India’s gay rights movement has existed since at least 1994, when the first public protest to demand gay rights was held outside the New Delhi police headquarters. But it’s never reached the level of a mass movement, and politicians have largely remained silent on the topic, even when the Delhi High Court ruled in 2009 that gay sex was no longer a crime between consenting adults.
The decision of the Supreme Court on Dec. 11 to strike down that 2009 ruling and revert to a colonial-era law that criminalizes homosexuality – and protests in response across India – has changed the political calculus for several of India’s top leaders.

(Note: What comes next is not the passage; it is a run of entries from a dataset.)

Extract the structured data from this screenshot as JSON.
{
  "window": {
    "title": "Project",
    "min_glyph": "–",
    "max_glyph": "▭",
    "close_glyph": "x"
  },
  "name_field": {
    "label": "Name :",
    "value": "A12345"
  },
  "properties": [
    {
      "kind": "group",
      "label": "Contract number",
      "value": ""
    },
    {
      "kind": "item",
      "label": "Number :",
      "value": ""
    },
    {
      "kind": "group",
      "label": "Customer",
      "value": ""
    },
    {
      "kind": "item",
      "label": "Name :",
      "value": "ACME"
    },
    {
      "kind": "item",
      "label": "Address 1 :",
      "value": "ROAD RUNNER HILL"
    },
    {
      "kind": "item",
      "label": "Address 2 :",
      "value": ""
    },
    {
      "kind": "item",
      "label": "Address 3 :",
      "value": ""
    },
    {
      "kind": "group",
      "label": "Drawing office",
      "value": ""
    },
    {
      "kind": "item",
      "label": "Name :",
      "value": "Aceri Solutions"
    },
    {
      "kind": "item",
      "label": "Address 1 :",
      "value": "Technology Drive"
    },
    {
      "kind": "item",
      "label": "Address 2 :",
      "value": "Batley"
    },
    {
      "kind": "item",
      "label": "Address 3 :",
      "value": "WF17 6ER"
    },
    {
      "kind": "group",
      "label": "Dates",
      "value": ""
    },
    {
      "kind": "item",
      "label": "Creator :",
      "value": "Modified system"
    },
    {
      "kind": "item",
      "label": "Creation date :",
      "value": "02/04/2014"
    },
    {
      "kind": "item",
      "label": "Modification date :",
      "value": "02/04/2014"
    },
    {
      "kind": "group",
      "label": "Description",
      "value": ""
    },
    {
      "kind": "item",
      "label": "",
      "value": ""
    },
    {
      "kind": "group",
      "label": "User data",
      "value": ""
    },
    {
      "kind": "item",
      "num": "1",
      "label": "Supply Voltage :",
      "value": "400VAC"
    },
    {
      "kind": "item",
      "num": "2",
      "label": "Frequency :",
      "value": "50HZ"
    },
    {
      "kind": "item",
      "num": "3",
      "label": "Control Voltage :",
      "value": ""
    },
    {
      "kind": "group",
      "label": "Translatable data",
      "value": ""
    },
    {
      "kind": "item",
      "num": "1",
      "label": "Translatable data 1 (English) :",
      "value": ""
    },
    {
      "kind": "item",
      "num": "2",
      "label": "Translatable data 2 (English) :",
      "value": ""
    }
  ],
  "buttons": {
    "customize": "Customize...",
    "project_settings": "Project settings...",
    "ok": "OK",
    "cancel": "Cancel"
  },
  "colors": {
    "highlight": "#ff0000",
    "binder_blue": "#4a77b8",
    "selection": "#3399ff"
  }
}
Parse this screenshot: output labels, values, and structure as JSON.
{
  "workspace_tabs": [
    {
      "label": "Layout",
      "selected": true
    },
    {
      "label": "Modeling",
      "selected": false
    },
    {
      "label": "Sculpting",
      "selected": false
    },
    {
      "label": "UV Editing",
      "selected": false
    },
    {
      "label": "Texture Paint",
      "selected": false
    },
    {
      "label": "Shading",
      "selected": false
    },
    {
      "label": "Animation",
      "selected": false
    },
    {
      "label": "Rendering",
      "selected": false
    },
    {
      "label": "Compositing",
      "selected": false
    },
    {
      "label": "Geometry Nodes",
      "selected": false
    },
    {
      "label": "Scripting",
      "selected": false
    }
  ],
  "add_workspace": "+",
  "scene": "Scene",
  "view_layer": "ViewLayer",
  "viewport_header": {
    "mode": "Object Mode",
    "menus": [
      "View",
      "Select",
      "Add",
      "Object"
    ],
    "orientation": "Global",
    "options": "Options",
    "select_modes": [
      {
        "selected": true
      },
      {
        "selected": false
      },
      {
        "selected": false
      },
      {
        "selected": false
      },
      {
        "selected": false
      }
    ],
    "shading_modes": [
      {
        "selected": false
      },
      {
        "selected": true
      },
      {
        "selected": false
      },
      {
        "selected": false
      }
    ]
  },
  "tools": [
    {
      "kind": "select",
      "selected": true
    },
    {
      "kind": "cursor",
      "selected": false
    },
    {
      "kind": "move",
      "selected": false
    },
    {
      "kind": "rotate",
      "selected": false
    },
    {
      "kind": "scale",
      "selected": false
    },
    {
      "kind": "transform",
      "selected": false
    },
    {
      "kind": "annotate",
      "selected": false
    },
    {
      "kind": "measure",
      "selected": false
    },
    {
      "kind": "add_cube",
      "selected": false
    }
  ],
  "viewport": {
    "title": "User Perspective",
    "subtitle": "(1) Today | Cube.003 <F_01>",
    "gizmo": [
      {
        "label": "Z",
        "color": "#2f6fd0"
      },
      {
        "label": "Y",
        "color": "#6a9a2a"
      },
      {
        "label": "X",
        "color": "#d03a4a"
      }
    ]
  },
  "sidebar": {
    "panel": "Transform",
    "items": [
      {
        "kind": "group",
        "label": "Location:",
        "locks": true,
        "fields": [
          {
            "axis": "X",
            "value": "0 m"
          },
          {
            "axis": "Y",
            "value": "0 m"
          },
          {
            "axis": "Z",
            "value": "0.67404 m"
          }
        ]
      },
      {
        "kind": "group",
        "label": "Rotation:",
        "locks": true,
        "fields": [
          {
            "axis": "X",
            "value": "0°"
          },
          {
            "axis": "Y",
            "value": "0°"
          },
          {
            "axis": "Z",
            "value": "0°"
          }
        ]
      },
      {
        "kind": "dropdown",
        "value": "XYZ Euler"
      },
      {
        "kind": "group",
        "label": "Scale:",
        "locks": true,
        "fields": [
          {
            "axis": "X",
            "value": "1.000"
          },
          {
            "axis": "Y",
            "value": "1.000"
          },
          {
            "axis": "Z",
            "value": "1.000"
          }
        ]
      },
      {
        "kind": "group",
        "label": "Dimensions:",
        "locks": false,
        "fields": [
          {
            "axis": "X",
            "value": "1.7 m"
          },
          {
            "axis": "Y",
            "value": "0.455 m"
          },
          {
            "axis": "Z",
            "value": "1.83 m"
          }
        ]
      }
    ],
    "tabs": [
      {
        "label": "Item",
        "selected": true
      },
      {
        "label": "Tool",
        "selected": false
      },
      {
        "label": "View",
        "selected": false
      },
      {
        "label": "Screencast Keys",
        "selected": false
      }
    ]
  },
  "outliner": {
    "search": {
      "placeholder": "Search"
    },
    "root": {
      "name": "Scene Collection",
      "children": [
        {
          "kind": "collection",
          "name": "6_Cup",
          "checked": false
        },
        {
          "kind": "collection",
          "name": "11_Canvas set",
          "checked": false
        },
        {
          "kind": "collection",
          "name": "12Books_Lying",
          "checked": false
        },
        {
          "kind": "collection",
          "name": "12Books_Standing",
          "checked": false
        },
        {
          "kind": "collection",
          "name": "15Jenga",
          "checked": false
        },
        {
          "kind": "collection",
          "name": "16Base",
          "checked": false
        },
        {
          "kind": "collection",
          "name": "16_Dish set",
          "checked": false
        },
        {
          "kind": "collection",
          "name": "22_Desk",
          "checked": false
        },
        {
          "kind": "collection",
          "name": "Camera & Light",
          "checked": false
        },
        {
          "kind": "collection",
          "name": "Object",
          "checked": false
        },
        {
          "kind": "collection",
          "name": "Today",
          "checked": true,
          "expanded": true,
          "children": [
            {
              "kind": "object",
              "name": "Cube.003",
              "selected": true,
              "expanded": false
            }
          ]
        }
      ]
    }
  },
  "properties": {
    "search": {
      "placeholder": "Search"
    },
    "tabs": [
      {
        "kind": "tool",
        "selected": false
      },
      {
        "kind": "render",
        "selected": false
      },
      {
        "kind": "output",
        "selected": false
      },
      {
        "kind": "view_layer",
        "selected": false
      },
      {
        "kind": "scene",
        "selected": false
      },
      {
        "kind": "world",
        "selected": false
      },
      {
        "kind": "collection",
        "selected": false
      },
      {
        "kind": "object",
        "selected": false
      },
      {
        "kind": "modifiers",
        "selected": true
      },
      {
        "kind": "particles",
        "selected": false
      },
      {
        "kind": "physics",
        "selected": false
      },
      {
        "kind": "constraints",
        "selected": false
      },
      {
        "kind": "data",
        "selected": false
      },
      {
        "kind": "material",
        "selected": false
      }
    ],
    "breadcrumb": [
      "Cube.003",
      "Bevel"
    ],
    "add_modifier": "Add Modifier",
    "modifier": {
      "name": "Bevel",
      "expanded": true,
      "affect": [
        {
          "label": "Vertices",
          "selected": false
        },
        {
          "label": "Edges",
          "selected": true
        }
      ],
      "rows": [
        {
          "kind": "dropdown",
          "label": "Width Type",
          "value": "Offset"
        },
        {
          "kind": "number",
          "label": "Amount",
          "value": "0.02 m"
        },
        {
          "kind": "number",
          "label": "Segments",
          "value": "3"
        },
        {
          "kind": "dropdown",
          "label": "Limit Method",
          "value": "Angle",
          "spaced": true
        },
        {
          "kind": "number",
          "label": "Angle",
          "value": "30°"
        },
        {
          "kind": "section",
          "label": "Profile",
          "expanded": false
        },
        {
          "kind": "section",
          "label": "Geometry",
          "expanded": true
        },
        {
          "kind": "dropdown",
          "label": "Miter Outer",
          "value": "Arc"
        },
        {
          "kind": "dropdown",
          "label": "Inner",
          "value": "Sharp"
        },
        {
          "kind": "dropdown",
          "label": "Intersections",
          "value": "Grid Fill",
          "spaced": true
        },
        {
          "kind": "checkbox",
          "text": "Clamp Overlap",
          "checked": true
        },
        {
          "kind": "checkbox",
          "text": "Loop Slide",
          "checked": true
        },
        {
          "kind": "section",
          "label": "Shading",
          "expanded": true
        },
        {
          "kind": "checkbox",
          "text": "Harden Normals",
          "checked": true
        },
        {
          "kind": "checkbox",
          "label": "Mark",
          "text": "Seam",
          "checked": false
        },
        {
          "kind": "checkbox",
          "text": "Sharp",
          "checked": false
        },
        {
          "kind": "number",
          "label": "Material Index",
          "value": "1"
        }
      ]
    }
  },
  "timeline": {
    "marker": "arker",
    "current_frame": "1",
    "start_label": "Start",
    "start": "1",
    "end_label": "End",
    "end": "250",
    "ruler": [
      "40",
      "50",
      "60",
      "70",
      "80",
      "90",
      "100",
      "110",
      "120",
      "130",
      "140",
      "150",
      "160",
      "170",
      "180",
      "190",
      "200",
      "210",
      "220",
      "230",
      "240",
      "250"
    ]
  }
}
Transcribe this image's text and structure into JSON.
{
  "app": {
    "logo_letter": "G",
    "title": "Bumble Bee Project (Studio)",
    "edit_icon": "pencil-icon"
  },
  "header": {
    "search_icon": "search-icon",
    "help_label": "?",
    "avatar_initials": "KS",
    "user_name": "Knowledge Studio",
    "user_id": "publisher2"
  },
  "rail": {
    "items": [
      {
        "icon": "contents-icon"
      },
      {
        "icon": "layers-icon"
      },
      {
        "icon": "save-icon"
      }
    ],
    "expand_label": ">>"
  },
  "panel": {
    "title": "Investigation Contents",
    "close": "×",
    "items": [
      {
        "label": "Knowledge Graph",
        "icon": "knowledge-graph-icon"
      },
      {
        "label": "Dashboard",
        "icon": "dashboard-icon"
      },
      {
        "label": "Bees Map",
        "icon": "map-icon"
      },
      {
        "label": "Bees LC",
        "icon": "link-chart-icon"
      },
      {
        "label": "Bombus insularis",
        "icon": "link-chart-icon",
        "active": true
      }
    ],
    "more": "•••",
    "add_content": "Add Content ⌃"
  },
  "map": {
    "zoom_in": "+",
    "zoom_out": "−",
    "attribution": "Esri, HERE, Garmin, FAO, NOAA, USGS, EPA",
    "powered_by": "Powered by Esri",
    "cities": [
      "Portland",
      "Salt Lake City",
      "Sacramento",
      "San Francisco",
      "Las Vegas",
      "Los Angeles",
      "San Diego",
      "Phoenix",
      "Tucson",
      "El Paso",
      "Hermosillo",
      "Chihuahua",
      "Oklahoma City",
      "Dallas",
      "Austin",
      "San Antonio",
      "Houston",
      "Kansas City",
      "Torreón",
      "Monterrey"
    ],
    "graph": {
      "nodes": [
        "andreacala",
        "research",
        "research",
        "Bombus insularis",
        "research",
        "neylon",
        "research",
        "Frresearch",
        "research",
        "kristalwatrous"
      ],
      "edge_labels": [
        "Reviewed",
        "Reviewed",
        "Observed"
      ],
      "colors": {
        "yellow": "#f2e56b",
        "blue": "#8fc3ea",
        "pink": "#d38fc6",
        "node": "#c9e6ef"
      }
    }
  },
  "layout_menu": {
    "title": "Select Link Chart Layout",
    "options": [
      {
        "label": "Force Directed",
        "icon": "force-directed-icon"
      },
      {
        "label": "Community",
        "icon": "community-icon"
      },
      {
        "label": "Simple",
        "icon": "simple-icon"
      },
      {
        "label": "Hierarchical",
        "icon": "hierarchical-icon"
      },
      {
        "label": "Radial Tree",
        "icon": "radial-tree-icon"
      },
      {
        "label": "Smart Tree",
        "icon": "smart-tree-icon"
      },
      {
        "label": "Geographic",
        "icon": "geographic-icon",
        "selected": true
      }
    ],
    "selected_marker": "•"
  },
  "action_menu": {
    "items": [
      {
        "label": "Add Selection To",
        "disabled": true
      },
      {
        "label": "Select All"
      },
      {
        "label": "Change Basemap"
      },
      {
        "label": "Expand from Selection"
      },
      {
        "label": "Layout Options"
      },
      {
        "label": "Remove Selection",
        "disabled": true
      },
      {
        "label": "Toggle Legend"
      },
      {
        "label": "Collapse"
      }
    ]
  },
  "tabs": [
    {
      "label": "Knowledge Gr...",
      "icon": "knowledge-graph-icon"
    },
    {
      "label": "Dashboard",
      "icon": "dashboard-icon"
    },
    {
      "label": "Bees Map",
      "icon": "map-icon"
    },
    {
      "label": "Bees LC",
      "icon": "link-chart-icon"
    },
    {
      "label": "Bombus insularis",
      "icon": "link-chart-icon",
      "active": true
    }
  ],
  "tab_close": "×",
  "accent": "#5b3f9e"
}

In a first, Sonia Gandhi, the president of the ruling Congress party and the most powerful politician in India over the past two decades, said parliament should take up gay rights – a shift from 2009 when the Congress Party was relatively silent on the Delhi Court ruling. Last Friday the government asked the Supreme Court to review the decision.
“We are proud that our culture has always been an inclusive and tolerant one,” Ms. Gandhi said in a written statement. “I hope that parliament will address this issue and uphold the constitutional guarantee of life and liberty of all citizens of India.”
Other politicians who have previously been silent on gay rights voiced their support, including the finance minister and the law minister, Kapil Sibal, who told reporters that, “In this 21st century, we must move with the times. We should not jeopardize those relationships and consider those as criminal activities.”
Gay rights activists are taking the newly vocal support from politicians as a sign that there’s “No Going Back” from the 2009 ruling that they saw as a landmark liberation. Activists using that slogan have protested across India, and organized a “Global Day of Rage” in more than 40 cities in India and abroad shortly after the ruling.
“We always knew we had to politicize our battle. But we never realized it would become a mainstream issue. The rest of society is beginning to see what this is about,” says Mumbai-based activist Ashok Row Kavi, founder of the Humsafar Trust, a support group for gay men.
Gay rights activists see the 2009 Delhi ruling that overturned the 1860 law criminalizing homosexuality as a turning point when a “code of silence” was broken.
"Before 2009 [homosexuality] was not dinner table conversation," says Delhi-based activist Mohnish Kabir Malhotra.
Advocates and opponents of homosexuality both argue that India’s culture embraces their point of view. Gay rights supporters point to bodies of literature that include gay imagery and a centuries old tradition of a so-called “third gender” of transsexuals who were believed to fulfill Hindu myths of fertility power.
Other Hindu leaders and organizations, like the Vishwa Hindu Parishad or World Hindu Council, say homosexuality goes “against the culture and family system in India.” Indian Muslim and Christian leaders have also taken stands against homosexuality.
Since the 2009 court ruling, activists say the level of support for homosexuality has been rising. After the first court ruling, there was a remarkable lack of public anger or protest against the community.
Gay pride parades reached small cities outside Delhi, Mumbai, Kolkata, and Bangalore for the first time in 2009. Travel companies and bookstores targeting the community developed, and Bollywood started tackling the subject directly.
Evidence remains of the discrimination that activists say they are fighting. Last month, 14 gay men in the southern state of Karnataka were arrested under Section 377. In 2010, a gay professor at the Aligarh Muslim University near Delhi was outed using hidden cameras, and was soon found dead in a suspected suicide.
The Supreme Court judgment has given rise to the debate over whether the time is ripe for LGBT groups to give up the legal route and pursue their battle politically.
"We keep stressing that the court has a constitutional responsibility to protect the rights of minorities, but from Day 1 this was not a strictly legal battle. The legal route has been used by the community for pushing forward a sociopolitical battle,” says Arvind Narrain, a lawyer for the advocacy group Voices Against 377.